### SOURCE MATERIAL
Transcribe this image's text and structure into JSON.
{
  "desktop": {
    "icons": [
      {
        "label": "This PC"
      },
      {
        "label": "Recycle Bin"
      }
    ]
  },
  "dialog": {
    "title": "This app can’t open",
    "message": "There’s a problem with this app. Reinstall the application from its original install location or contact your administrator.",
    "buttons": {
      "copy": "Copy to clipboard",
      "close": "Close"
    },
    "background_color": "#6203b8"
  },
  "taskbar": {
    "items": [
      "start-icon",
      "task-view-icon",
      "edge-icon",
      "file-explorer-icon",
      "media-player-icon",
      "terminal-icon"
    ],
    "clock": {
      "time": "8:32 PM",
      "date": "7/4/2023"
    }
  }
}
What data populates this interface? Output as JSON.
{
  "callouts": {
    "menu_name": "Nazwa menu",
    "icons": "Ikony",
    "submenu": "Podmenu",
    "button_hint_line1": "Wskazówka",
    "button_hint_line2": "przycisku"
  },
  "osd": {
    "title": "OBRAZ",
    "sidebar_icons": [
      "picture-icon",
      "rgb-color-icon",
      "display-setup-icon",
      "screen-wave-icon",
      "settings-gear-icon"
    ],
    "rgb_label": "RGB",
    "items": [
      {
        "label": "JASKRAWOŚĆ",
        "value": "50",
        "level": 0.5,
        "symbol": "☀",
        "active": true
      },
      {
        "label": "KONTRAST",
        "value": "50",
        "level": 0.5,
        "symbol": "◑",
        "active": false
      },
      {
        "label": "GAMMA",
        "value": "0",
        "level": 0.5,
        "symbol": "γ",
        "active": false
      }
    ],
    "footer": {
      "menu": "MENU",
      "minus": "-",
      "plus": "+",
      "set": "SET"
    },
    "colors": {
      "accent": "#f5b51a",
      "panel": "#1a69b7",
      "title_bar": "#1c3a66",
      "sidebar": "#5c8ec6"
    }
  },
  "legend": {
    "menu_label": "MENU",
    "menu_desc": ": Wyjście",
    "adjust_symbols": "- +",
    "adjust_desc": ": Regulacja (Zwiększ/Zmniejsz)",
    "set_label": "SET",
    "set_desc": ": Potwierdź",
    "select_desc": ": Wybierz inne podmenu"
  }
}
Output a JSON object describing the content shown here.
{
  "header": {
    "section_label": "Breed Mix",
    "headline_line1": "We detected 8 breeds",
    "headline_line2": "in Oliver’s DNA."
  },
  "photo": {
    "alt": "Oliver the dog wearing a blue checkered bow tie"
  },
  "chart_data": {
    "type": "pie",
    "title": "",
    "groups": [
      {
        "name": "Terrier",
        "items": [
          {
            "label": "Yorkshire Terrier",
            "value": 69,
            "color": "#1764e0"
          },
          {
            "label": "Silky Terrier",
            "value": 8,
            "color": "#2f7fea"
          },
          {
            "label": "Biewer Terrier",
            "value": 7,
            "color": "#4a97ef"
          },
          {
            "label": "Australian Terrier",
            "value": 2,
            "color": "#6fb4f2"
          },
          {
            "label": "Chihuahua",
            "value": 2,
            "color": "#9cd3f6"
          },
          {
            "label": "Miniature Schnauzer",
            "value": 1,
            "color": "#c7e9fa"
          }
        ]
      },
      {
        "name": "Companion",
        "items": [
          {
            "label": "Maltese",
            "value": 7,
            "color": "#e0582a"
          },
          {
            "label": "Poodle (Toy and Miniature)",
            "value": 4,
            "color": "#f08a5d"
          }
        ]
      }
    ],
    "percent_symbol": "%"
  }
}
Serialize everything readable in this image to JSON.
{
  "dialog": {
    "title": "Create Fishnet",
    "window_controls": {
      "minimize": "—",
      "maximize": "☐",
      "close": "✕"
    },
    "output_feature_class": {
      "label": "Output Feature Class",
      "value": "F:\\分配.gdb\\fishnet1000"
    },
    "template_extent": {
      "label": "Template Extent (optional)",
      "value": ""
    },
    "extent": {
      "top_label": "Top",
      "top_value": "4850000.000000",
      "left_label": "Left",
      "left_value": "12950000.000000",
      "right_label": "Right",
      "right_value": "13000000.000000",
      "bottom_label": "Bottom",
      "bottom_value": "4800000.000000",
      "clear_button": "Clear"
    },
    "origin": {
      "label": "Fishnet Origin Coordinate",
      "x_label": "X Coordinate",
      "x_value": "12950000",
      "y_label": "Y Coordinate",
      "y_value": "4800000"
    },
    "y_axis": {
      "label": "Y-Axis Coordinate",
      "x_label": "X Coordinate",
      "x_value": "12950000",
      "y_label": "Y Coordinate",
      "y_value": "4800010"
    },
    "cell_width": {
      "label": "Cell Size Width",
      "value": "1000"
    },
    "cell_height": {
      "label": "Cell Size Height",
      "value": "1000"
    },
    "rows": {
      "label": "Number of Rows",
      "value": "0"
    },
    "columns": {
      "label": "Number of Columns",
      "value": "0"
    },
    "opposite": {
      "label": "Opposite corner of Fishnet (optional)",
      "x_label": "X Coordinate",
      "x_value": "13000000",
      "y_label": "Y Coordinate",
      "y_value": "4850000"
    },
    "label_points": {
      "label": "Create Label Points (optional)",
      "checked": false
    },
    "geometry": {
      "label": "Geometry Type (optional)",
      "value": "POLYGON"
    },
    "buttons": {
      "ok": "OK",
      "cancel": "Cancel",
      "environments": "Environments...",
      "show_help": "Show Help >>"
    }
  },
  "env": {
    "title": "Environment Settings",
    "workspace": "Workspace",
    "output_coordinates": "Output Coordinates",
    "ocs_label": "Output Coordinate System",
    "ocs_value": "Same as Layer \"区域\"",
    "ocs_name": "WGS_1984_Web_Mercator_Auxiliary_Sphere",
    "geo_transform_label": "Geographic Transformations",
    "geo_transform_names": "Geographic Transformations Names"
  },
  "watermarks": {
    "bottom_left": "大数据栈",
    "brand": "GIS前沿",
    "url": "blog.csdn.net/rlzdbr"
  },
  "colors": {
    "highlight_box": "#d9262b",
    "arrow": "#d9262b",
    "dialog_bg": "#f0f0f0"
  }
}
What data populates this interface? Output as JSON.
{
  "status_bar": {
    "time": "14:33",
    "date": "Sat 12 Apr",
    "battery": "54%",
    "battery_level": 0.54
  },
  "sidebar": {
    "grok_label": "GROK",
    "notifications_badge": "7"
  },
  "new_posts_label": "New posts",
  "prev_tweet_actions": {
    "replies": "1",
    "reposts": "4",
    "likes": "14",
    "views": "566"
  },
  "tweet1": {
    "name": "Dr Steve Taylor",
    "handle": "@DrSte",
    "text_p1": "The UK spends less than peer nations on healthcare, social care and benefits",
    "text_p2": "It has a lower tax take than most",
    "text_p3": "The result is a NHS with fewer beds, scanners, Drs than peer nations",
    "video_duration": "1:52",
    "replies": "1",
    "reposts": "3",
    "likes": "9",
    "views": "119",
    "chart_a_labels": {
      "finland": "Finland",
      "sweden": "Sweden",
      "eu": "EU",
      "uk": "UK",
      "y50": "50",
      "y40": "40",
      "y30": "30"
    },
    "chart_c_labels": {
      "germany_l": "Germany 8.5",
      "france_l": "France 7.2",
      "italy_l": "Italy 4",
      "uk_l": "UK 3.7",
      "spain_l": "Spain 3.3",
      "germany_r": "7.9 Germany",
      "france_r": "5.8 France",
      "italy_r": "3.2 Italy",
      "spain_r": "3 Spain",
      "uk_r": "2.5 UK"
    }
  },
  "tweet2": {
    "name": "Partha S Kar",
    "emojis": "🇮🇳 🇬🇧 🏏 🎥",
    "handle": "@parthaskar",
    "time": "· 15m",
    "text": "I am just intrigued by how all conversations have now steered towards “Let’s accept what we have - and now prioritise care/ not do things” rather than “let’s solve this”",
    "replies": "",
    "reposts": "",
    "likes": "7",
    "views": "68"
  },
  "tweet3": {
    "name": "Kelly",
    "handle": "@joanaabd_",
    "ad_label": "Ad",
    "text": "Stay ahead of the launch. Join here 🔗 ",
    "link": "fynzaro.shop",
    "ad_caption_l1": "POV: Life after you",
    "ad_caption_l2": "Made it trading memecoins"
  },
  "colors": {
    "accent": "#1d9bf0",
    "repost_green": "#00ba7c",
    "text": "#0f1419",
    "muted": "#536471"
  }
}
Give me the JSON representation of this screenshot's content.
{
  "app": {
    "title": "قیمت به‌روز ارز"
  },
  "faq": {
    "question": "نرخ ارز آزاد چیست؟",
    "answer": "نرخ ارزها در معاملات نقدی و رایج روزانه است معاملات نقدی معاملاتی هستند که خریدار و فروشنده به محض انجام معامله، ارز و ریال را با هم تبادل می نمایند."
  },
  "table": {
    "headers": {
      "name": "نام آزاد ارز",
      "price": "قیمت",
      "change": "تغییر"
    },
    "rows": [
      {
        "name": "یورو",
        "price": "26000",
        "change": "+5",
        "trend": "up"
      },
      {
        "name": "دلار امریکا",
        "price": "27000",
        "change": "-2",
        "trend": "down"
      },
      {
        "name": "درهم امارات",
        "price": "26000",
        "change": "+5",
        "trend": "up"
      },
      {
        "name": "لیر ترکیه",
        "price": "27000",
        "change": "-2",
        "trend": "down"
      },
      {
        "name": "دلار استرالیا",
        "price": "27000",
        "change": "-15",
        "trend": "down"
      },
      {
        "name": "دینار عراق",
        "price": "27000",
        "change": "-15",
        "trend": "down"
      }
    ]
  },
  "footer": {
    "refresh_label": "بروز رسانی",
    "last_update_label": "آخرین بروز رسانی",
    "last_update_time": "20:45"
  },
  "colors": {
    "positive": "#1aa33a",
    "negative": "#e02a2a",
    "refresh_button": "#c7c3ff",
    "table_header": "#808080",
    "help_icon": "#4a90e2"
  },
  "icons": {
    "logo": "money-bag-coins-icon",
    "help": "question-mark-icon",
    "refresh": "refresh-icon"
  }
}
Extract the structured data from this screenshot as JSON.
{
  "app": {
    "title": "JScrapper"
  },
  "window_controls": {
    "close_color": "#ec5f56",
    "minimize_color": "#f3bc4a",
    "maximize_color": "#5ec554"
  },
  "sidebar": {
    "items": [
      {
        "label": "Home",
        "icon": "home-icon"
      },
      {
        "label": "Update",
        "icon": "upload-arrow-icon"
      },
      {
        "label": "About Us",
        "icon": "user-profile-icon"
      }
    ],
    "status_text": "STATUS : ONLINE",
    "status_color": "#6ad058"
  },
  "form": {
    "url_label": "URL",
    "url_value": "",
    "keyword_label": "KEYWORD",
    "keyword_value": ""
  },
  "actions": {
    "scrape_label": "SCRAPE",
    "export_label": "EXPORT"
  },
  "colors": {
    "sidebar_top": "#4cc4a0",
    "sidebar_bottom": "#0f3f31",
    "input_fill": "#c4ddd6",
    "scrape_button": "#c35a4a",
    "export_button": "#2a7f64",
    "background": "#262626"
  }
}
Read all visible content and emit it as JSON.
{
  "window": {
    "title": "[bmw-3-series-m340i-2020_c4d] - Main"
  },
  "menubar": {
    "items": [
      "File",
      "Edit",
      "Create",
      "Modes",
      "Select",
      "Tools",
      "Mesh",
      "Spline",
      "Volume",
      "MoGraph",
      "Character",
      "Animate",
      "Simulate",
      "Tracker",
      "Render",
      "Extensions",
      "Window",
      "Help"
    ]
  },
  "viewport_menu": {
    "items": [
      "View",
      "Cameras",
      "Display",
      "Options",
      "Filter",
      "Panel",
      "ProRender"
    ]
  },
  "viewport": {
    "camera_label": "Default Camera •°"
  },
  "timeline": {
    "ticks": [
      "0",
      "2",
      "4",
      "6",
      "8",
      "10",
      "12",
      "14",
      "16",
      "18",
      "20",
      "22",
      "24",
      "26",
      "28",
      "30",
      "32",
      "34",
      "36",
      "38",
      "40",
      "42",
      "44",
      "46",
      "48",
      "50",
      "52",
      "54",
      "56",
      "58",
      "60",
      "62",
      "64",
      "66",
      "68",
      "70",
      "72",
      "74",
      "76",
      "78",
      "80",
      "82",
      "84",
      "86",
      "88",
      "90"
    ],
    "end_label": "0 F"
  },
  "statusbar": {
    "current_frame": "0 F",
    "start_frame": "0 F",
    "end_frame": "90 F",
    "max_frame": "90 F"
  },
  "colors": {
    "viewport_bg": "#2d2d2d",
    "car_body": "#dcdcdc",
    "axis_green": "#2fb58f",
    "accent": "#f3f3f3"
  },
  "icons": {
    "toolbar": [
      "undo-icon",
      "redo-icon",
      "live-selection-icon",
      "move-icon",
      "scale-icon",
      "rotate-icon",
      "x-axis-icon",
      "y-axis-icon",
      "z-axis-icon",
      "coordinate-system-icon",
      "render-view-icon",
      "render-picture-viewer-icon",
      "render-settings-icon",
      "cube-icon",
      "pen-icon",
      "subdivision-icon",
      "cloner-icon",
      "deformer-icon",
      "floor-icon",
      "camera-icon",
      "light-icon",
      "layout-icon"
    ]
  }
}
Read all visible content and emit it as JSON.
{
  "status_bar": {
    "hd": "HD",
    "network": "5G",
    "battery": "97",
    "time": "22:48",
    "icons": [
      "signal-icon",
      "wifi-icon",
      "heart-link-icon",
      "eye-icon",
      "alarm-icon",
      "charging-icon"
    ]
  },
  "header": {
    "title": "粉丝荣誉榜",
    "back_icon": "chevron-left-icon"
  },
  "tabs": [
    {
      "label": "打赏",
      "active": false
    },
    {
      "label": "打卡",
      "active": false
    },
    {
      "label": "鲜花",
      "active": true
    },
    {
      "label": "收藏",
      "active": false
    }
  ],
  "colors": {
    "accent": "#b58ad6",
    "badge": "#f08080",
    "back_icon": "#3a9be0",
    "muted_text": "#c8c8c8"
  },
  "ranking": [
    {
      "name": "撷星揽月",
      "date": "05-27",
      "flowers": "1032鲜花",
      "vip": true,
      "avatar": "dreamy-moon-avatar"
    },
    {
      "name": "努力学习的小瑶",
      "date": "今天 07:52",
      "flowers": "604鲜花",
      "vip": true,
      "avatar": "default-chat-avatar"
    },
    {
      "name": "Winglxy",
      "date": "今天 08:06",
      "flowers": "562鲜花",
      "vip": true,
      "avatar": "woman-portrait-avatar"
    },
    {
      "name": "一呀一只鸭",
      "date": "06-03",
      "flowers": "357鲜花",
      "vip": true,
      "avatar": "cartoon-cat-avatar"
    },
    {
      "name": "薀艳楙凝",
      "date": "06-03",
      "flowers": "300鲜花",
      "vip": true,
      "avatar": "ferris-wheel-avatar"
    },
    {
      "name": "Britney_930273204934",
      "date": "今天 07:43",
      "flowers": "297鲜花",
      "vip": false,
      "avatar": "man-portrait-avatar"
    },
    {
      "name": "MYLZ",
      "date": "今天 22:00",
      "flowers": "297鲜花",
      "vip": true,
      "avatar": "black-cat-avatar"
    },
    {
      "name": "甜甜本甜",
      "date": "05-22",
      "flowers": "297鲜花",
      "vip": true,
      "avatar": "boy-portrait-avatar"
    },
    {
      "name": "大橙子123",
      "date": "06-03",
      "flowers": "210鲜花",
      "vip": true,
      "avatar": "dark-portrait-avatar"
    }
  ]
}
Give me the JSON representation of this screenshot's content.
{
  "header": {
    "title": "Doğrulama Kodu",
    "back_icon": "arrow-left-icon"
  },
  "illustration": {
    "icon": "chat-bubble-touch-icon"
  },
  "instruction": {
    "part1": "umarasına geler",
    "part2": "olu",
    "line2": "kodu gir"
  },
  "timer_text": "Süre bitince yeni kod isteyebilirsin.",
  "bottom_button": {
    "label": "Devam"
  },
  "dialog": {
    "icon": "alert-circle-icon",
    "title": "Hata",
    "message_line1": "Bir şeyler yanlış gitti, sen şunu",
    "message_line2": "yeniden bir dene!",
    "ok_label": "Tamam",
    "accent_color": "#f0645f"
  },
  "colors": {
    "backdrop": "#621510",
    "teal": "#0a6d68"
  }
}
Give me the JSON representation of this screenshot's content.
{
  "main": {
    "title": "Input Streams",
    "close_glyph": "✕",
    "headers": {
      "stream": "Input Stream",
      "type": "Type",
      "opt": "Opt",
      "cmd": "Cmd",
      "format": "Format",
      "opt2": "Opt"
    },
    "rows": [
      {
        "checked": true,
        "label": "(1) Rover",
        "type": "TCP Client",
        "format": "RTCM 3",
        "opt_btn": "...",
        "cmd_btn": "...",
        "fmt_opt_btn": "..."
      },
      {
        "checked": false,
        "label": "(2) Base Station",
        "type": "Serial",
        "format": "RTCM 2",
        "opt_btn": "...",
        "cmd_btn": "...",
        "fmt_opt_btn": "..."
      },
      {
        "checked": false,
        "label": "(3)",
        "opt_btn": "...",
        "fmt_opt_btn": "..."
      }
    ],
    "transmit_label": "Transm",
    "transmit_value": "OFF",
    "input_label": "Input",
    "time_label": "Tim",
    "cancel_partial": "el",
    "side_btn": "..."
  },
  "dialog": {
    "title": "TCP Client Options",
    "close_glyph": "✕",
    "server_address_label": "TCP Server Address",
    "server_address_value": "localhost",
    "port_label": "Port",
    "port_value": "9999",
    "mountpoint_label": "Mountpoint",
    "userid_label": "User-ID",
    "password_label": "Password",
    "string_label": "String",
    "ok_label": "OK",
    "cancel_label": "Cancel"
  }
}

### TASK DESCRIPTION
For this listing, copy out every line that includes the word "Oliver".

### TASK RESPONSE
    "headline_line2": "in Oliver’s DNA."
    "alt": "Oliver the dog wearing a blue checkered bow tie"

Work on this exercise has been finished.